He has been one of the top artists of mp3.com and featured in its famous compilation FLASHBACK2000.
In those years Manuel worked on Sci-Fi series project “Echoes of the Past” (haunting music number, flowing with sounds of battles fought and wars waged. It draws you in even without the footage from the series to back it up, it could easily be part of great tragedies and also great victories. The strife of the sacrifices made in war is felt throughout).
Produced also many albums, unfortunately no one of them is available today except in collectors hands. Marino remembers the old masters Rick Wakeman and Alan Parsons as he forges his unique brand of medieval methodology. “From intergalactic battles to dystopian visions of society, infinite space is the only limit for Marino…” Splendid E-zine said for those years production.
When it comes to music, I usually find a surprise to be a good thing.
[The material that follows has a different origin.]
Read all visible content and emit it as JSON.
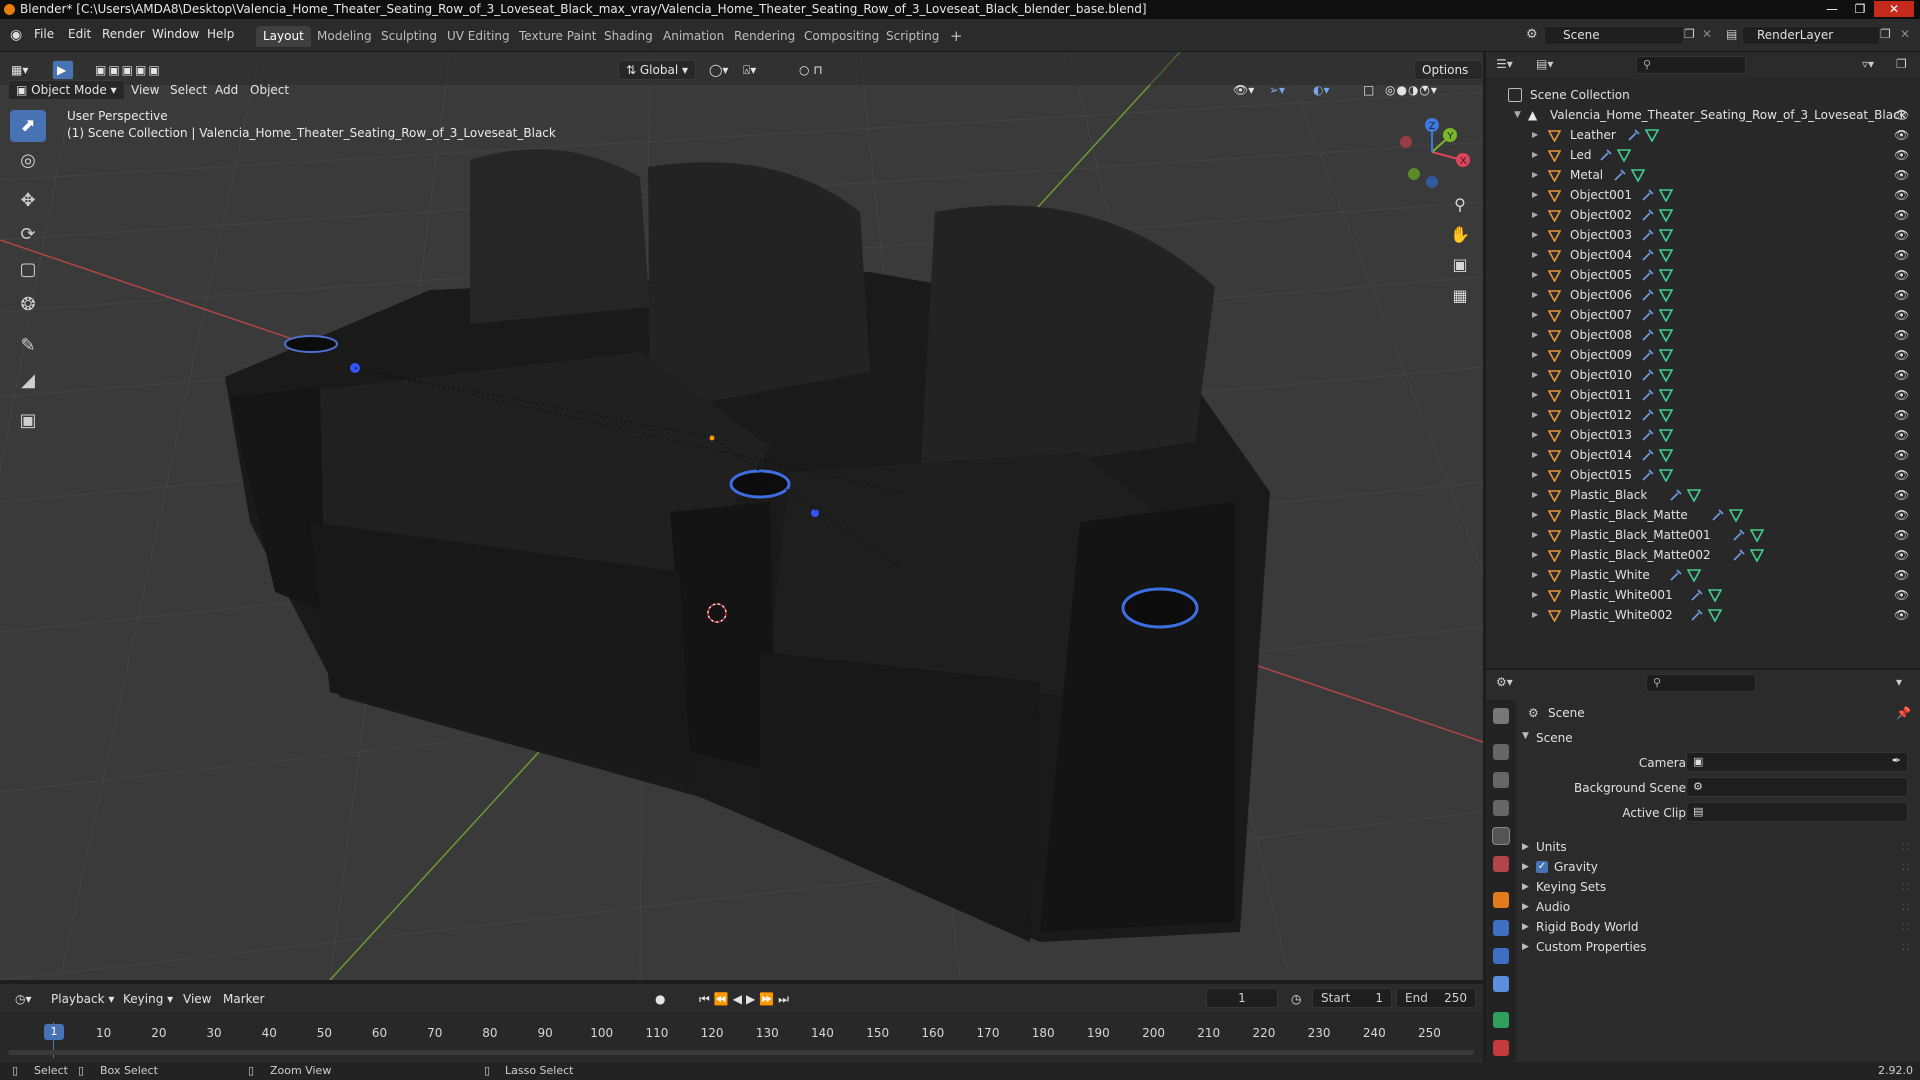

A surprise means that something is exceeding or working outside of my expectations. It means that something has departed from the status quo, and introduced an element to my listening experience that is fresh, unique, engaging, or a total about face from what I was expecting. I love surprises in my music because it means something new has unfolded in my ears, and therefore I am very glad that I have the opportunity to write about X-tivity Factor’s Planetary Travel, which threw me a pleasing curve on my way to work today...
Part of the joy in having the opportunity to write on albums through The Ripple is experiencing a broadening of my musical horizons. That happened today when a got to listening to X-tivity Factor’s Planetary Travel. The only downside I can see with it is the very short length of the album, which leaves me wanting more. Still if that is the only problem you have, then that is not necessarily a bad thing. I may not be the authority on electronica music just yet, but I do know good music when I hear it, and I certainly did with this album.
And also on Music & Musicians:
Manuel Marino makes electronic music under many guises, and as X-tivity Factor, he delivers driving beats and synth lines with a slightly noirish New Wave sheen. Had the folks behind the Drive soundtrack wanted aggressive, not atmospheric, Marino might have been their man.